Reynaud’s disease is a blood circulation disorder that affects fingers on the hands, and occasionally on the feet. Small arteries in fingers become particularly sensitive to low temperature and suddenly shrink, reducing the blood flow to the affected area. In the beginning, this shrinking is only temporary spasm, which is relieved by heat, but it can eventually become lasting. Due to the lack of oxygenated blood, the affected area is swelled and often bluish. When the spasm goes away, fresh blood is returned and the bluish color disappear.
Raynaud’s disease can also occur as a secondary consequence of some conditions, not just the cold. In workers working with rake pulleys, pneumatic hammer, etc., it is a professional illness. Sometimes it is caused by connective tissue disorders, e.g. scleroderma, then pulmonary hypertension, Buerger’s disease, excitement or nervous disorder. It can be caused by sensitivity to the beta-blockers.
In all cases where this disorder is a side effect of other diseases, it is Reynaud’s phenomenon, not Reynaud’s disease.
The main symptom is the change in the color of fingertips (or other affected areas). Pain generally does not exist, but there is a numbness in the affected area.
Raynaud’s disease exacerbates very slowly, while Raynaud’s phenomenon may deteriorate rapidly. In the late stages of this disorder, the diseased meat can be tightened, and wounds can be caused because the tissues are not supplied with sufficient amount of blood.
The disease is very common, especially among women.
It almost always occurs for the first time in younger adults. In severe cases, the long stenosis of the arteries can end with dry gangrene, but this is rarely the case. What usually happens is that the reduced blood circulation weakens the fingers and, sometimes, reduces the sense of touch.
Self-help: let your hands and feet be warm and dry. Wear wide gloves and socks and comfortable, wide footwear. Stop smoking; cigarettes are hurting the circulation even more. Try to stay home when it is very cold outside.

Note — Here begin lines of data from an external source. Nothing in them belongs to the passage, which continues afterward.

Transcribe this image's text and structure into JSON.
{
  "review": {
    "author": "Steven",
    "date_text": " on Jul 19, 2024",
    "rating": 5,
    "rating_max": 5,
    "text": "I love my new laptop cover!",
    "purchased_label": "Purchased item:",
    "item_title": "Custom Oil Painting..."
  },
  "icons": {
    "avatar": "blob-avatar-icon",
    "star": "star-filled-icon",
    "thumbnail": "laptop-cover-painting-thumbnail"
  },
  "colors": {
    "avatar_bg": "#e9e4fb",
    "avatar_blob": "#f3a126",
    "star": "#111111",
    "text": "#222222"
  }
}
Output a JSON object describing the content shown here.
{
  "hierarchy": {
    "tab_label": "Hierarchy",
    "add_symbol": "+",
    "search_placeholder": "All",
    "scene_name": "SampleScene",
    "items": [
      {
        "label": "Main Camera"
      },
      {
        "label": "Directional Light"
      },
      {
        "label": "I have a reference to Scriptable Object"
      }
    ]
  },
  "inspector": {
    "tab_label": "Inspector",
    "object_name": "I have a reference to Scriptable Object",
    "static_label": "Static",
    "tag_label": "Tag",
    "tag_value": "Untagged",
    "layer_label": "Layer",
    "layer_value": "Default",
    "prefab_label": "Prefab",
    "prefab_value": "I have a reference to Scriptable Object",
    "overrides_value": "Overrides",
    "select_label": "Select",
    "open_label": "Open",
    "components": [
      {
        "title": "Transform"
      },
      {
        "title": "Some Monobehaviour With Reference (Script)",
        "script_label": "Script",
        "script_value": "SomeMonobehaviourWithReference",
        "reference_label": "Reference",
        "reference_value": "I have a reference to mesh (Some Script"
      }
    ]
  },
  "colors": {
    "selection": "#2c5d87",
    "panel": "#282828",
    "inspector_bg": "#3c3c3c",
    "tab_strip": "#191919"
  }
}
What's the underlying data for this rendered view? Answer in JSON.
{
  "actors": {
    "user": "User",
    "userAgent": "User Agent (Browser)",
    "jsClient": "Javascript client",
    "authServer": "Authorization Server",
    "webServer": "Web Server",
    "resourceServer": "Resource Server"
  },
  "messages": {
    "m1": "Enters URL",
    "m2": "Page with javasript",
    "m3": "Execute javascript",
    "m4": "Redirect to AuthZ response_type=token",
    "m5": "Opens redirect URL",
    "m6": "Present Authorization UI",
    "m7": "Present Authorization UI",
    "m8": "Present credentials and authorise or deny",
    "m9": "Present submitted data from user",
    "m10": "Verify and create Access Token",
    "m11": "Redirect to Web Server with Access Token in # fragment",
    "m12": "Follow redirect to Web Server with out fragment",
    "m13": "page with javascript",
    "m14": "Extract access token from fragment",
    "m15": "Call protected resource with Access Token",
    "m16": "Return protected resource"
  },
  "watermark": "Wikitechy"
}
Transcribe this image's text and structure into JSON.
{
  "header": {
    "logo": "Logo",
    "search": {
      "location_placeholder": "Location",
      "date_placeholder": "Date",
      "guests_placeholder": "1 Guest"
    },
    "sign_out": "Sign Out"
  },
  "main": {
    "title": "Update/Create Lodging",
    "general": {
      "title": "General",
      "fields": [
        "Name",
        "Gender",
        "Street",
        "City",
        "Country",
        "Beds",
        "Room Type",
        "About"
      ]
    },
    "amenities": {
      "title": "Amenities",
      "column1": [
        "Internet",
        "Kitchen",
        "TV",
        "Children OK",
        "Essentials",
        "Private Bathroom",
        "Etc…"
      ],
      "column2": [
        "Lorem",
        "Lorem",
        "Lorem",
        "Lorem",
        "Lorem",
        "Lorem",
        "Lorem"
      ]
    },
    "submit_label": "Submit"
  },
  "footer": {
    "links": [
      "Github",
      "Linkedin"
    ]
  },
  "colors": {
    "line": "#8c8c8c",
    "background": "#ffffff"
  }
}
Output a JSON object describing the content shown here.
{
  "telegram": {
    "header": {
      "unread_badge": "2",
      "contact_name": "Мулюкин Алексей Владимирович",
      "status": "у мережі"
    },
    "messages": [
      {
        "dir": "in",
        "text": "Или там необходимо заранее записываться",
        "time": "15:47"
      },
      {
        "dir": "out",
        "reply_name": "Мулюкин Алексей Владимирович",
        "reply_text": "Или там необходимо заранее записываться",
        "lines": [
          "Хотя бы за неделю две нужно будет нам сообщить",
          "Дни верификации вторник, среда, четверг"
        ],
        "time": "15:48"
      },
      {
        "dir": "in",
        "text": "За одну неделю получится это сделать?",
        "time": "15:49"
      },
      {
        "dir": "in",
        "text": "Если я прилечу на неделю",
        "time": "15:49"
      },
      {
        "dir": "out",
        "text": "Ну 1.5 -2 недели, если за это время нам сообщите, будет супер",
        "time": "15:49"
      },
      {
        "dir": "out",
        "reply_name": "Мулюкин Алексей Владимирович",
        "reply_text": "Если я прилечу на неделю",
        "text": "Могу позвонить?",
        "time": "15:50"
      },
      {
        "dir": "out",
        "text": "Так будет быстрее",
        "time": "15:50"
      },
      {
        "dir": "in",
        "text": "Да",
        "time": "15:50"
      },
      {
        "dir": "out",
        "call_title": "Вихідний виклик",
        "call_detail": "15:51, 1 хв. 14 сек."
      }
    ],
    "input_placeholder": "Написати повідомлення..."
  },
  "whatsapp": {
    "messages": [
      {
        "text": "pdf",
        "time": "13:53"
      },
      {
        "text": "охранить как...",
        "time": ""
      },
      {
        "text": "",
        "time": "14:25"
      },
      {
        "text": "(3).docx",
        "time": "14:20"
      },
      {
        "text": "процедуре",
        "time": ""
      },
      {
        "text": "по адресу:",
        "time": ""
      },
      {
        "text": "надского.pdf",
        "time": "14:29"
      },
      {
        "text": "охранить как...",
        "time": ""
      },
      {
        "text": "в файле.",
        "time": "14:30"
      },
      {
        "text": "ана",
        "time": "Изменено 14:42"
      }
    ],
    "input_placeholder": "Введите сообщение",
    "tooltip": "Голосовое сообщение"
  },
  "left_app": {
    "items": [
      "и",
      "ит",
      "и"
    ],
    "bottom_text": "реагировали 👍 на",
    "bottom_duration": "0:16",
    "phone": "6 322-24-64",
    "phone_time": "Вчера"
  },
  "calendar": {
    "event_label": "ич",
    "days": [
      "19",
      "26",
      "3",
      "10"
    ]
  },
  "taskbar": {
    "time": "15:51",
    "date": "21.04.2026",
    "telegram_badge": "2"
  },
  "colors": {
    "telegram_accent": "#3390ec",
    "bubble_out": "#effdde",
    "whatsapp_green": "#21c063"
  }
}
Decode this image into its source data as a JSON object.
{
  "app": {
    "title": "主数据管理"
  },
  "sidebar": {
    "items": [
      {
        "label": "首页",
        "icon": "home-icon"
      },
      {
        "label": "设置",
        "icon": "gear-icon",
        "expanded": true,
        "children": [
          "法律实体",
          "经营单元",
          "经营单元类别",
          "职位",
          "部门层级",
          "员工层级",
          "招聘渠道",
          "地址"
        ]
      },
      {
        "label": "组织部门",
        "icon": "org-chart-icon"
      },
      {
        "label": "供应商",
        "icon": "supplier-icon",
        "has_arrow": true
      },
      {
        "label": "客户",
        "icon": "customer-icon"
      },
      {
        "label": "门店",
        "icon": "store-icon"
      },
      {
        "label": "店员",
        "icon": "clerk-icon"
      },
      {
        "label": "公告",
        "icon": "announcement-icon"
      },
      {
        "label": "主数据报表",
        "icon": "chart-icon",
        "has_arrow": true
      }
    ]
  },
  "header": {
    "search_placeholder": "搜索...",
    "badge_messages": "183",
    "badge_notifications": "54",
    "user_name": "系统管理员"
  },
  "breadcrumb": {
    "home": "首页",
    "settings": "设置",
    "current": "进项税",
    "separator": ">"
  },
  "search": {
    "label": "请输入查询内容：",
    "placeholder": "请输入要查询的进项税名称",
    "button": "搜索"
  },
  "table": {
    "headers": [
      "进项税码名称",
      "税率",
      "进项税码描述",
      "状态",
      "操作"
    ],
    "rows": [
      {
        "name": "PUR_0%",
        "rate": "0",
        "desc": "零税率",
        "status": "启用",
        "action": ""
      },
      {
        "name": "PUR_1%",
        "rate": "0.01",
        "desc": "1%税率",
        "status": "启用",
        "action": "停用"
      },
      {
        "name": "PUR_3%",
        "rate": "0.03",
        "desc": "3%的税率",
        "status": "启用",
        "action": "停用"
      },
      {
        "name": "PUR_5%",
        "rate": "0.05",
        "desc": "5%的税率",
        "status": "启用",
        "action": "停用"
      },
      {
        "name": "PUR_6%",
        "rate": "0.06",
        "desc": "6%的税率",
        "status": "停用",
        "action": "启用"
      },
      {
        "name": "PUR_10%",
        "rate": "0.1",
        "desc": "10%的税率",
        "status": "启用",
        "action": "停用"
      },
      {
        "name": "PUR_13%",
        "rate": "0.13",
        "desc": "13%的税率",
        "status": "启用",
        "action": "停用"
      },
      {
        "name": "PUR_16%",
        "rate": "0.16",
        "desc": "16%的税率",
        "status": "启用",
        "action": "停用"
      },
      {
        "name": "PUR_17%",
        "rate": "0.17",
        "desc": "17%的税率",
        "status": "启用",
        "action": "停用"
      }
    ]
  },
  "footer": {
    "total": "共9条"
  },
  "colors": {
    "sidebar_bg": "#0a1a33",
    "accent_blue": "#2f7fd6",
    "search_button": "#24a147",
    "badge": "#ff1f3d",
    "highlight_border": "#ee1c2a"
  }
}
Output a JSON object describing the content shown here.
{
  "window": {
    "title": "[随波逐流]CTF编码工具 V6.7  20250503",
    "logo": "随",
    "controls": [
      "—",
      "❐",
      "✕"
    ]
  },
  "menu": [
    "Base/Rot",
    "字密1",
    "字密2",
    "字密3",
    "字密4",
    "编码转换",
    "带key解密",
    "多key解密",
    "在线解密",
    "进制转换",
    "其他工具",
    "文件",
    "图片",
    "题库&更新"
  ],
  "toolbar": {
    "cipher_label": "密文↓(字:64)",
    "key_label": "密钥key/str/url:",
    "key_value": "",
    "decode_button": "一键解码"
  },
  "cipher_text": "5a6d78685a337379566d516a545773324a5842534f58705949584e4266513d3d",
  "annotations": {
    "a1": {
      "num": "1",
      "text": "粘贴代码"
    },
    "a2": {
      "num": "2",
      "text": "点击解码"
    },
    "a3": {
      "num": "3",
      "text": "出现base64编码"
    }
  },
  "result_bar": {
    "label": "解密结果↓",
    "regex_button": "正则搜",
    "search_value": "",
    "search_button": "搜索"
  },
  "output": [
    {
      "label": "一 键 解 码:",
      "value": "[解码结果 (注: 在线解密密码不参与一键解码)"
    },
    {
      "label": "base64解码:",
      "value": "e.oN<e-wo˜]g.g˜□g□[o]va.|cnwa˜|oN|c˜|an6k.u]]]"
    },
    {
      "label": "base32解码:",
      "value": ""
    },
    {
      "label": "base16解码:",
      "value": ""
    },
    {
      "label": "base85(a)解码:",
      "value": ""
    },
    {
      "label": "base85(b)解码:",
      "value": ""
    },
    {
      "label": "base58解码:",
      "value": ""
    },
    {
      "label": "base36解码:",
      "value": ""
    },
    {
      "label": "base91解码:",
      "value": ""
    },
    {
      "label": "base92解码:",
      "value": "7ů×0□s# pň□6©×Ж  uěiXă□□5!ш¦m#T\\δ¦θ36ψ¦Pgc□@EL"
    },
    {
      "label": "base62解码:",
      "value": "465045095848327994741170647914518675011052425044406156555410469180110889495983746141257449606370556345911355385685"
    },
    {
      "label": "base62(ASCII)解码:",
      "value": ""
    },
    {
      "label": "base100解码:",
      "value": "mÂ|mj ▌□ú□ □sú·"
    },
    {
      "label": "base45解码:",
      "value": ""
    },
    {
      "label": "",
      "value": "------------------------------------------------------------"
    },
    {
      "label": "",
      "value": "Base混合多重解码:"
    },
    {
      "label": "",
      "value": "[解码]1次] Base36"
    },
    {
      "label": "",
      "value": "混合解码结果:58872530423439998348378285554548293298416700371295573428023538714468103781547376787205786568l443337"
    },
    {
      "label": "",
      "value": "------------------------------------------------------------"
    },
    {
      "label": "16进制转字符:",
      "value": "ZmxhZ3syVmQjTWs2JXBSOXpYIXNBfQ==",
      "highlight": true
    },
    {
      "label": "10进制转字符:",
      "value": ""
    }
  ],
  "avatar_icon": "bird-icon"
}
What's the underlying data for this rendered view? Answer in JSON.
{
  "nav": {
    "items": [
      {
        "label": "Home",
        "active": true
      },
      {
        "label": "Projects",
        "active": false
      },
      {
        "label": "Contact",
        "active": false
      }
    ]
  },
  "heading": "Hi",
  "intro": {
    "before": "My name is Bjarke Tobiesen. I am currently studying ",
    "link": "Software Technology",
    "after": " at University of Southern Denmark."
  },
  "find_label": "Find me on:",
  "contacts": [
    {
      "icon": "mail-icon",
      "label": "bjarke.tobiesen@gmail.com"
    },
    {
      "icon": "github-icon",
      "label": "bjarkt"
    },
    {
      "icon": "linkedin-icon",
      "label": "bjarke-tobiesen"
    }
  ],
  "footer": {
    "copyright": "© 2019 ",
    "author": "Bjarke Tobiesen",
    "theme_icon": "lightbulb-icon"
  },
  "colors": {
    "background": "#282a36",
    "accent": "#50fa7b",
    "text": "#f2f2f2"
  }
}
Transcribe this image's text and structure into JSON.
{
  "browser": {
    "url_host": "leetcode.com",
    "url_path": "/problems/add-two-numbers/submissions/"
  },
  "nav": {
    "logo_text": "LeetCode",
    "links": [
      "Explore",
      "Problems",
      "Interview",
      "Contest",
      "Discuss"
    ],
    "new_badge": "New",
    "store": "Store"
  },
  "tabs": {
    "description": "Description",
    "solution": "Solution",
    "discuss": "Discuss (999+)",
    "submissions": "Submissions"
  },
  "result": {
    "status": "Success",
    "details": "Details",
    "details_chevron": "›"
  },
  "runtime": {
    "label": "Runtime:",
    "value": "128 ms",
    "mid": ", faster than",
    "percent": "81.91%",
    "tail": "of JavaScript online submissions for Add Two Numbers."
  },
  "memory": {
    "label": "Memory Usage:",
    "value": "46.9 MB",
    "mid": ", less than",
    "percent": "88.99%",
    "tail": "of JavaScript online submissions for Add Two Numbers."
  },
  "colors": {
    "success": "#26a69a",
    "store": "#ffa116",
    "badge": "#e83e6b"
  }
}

Professional help: doctor will have to spread small arteries. Even with permanent damage of arterial wall vasodilators will improve the circulation. Alcohol is a vasodilator, so your doctor may suggest that you take small amounts of alcohol with meals because moderate amounts of alcohol seem to relieve the symptoms of Ravnaud’s disease.
In some cases of Raynaud’s disease surgery is performed, at which nerves that are controling the artery contractions are cut. However, although the post-operative condition often improves remarkably, the nerves tend to grow again. If the disease has become permanent, there may be no temporary improvement. For unknown reasons, this surgery is more successful on the toes than on the fingertips. If it is a Raynaud phenomenon, the treatment depends on the underlying disease.